But while foster care deeply damaged Goldie, it also introduced him to breakdancing and the urban scene that he would eventually thrive in. He once recalled: "I remember quite well when I was in institutions, and the only thing I had was 25 other kids from broken families that had nothing and we used to learn breakdancing and go to all-dayers all round the country – it was a big thing in the 1980s – and battle the guys in Nottingham, battle the guys in London, battle them on the dance floor and it was no longer about violence."

In his late teens he travelled to the United States in search of his father. It was there the first of his many varied jobs began. For before Goldie the DJ came Goldie the dentist. Falling deeply in love with all things bling he turned to alchemy, creating gold "grills" (decorative metal covers for teeth) for New York's hip-hoppers, a look he took back to Britain to launch his drum'n'bass career. Hence the nickname.

In 1995 his debut album Timeless reached No 7 in the chart, a first for the drum'n'bass genre which even among dance aficionados has remained something of an acquired taste. The album fused fast breakbeats, thick jungle basslines and orchestral textures with soul vocals from Diane Charlemagne. Even in the early days, it seems, Goldie's alter ego as a classical composer was clear to see.

His second album, SaturnzReturn, received mixed reviews but featured an hour-long, 30-piece orchestral track called "Mother". The track was inspired by his then girlfriend, the Icelandic singer Björk, who introduced him to the Symphony of Sorrowful Songs by the Polish composer Henryk Gorecki.

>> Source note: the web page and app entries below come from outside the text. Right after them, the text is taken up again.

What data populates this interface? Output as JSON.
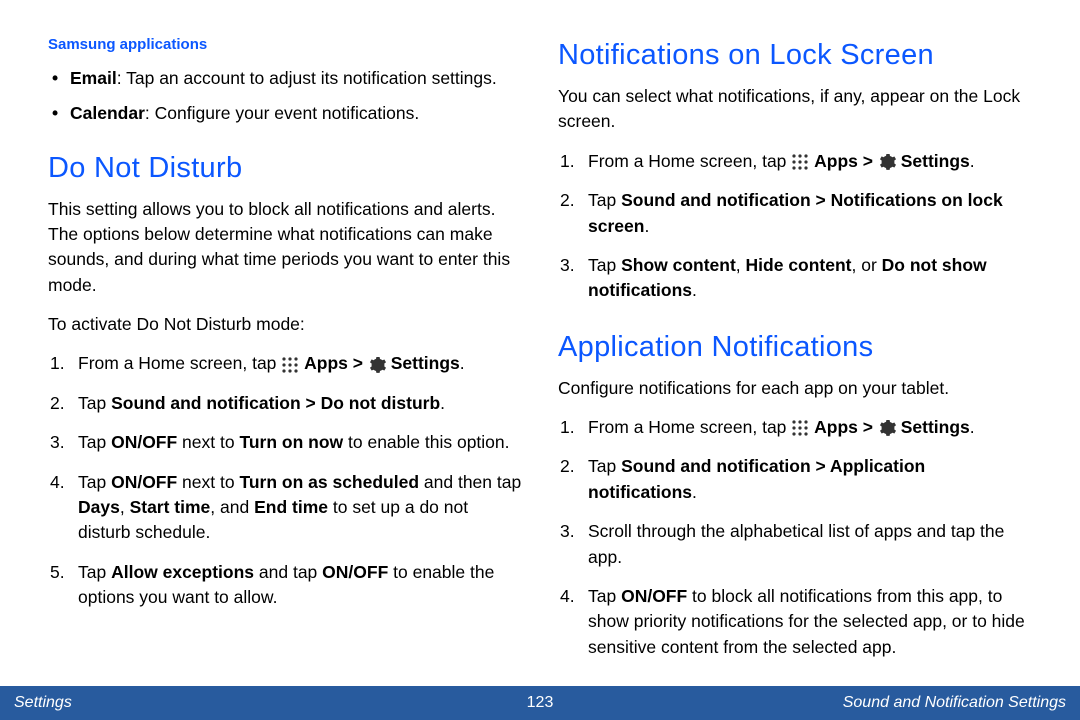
{
  "left": {
    "samsung_title": "Samsung applications",
    "bullets": [
      {
        "label": "Email",
        "text": ": Tap an account to adjust its notification settings."
      },
      {
        "label": "Calendar",
        "text": ": Configure your event notifications."
      }
    ],
    "dnd_title": "Do Not Disturb",
    "dnd_intro": "This setting allows you to block all notifications and alerts. The options below determine what notifications can make sounds, and during what time periods you want to enter this mode.",
    "dnd_activate": "To activate Do Not Disturb mode:",
    "steps": {
      "s1_pre": "From a Home screen, tap ",
      "s1_apps": "Apps > ",
      "s1_settings": "Settings",
      "s1_post": ".",
      "s2_pre": "Tap ",
      "s2_bold": "Sound and notification > Do not disturb",
      "s2_post": ".",
      "s3_pre": "Tap ",
      "s3_b1": "ON/OFF",
      "s3_mid": " next to ",
      "s3_b2": "Turn on now",
      "s3_post": " to enable this option.",
      "s4_pre": "Tap ",
      "s4_b1": "ON/OFF",
      "s4_mid1": " next to ",
      "s4_b2": "Turn on as scheduled",
      "s4_mid2": " and then tap ",
      "s4_b3": "Days",
      "s4_c1": ", ",
      "s4_b4": "Start time",
      "s4_c2": ", and ",
      "s4_b5": "End time",
      "s4_post": " to set up a do not disturb schedule.",
      "s5_pre": "Tap ",
      "s5_b1": "Allow exceptions",
      "s5_mid": " and tap ",
      "s5_b2": "ON/OFF",
      "s5_post": " to enable the options you want to allow."
    }
  },
  "right": {
    "lock_title": "Notifications on Lock Screen",
    "lock_intro": "You can select what notifications, if any, appear on the Lock screen.",
    "lock_steps": {
      "s1_pre": "From a Home screen, tap ",
      "s1_apps": "Apps > ",
      "s1_settings": "Settings",
      "s1_post": ".",
      "s2_pre": "Tap ",
      "s2_bold": "Sound and notification > Notifications on lock screen",
      "s2_post": ".",
      "s3_pre": "Tap ",
      "s3_b1": "Show content",
      "s3_c1": ", ",
      "s3_b2": "Hide content",
      "s3_c2": ", or ",
      "s3_b3": "Do not show notifications",
      "s3_post": "."
    },
    "app_title": "Application Notifications",
    "app_intro": "Configure notifications for each app on your tablet.",
    "app_steps": {
      "s1_pre": "From a Home screen, tap ",
      "s1_apps": "Apps > ",
      "s1_settings": "Settings",
      "s1_post": ".",
      "s2_pre": "Tap ",
      "s2_bold": "Sound and notification > Application notifications",
      "s2_post": ".",
      "s3": "Scroll through the alphabetical list of apps and tap the app.",
      "s4_pre": "Tap ",
      "s4_b1": "ON/OFF",
      "s4_post": " to block all notifications from this app, to show priority notifications for the selected app, or to hide sensitive content from the selected app."
    }
  },
  "footer": {
    "left": "Settings",
    "center": "123",
    "right": "Sound and Notification Settings"
  }
}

Alongside the music came a series of surprisingly accomplished acting roles in The World Is Not Enough, Guy Ritchie's Snatch and EastEnders. Thanks to Goldie's trademark gold teeth his roles were almost always playful, bumbling and slightly psychotic gangsters.

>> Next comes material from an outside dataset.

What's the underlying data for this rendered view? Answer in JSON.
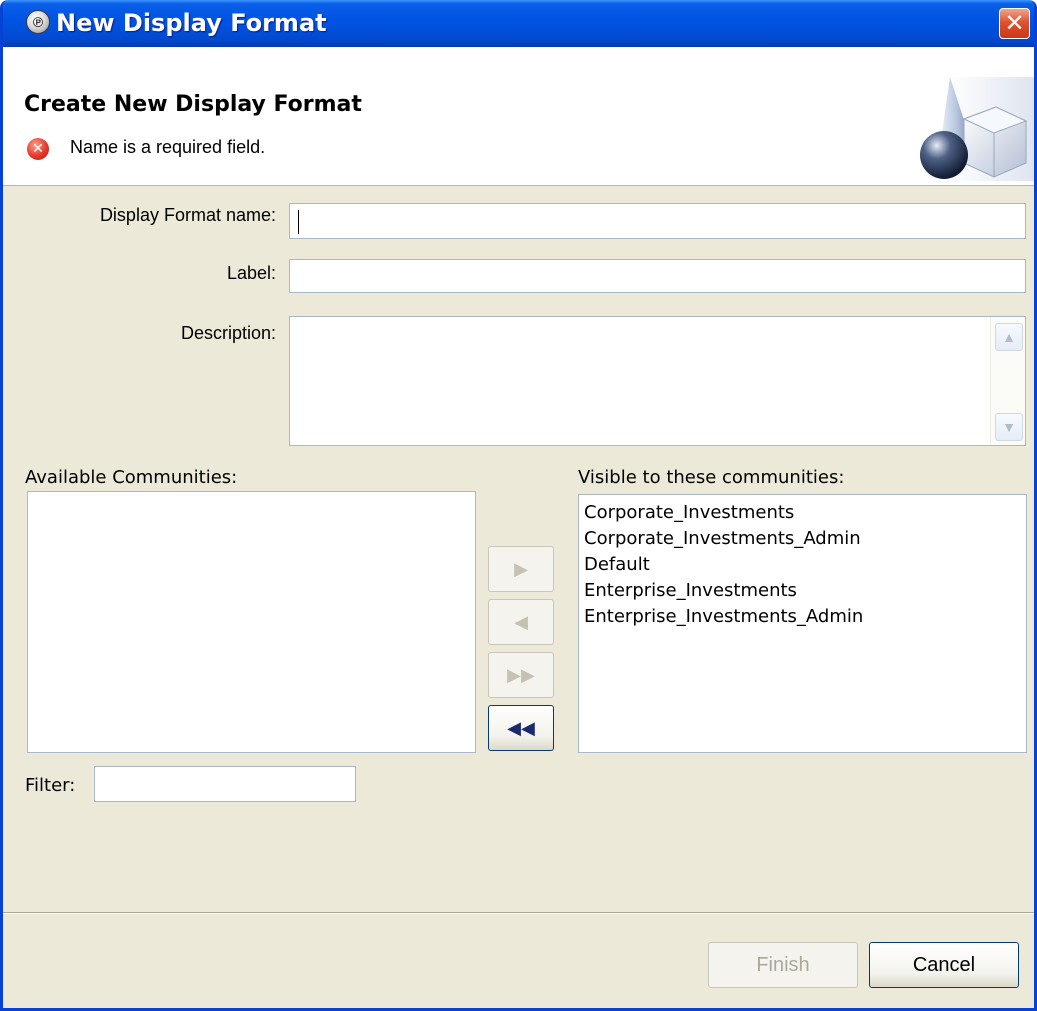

But the spectre of his troubled childhood continued to haunt him, despite the success. High-profile break-ups with girlfriends Björk, Naomi Campbell and Stella Tennant filled the tabloids throughout the 1990s, along with an addiction to cocaine fuelled by an anger he once described as "overwhelmingly too powerful". His marriage to Sonjia Ashby in 2005 broke down soon afterwards. Today he is a father to four children with four different women.

It took a near fatal jet-ski accident and a long spell in the Hoffman Institute (an intensive therapy course) to turn his life around and finally forgive the mother he assumed had abandoned him. The Goldie that remains has retained the same boundless energy without the drugs, is rebuilding his relationship with his children and surrounds himself in spiritual metaphor.

"The moment things began to change for me was when I got back [from the Hoffman Institute] and I literally dug a hole in my garden and buried my ego in there," he says. "It was like escaping from a prison. The immense sense of rage I once had kept me full of energy but left me undisciplined. Once you leave your ego behind and let the good light in, you shine good light back. That may be a bit Buddhist but so what."

A Life in Brief

Born: Clifford Joseph Price, 19 September 1965, Walsall, Staffordshire. He was put up for adoption and raised in care homes and by foster parents.

Early life: Member of breakdance crew Westside in 1980s and later joined a different crew called Bboys. He moved to the US and started selling grills (gold teeth), a business which he continued after his return to England in 1988.

Career: In 1992, he released his first track as Ajax Project. His releases "Killa Muffin" and "Krisp Biscuit" and the Dark Rider EP were put out under an alias, Rufige Cru. His first globally released album, Timeless, entered the charts in 1995 at No 7, a first for a drum'n'bass record. Has appeared in several films, most notably the James Bond film The World is Not Enough and Guy Ritchie's Snatch. He played gangster Angel Hudson in EastEnders, and appeared on the 2002 series of Celebrity Big Brother.

He says: "I wanted to show the seriousness of the gang-related, the multicultural. Just like ruckus on the street and mobile phones on the street, there's a loada wannabes out there and people have to understand that whole thing: if you live by that, you die by that."

They say: "Goldie could make a go of almost anything he turns his hand to. He has got so much talent in a million different areas." David Bowie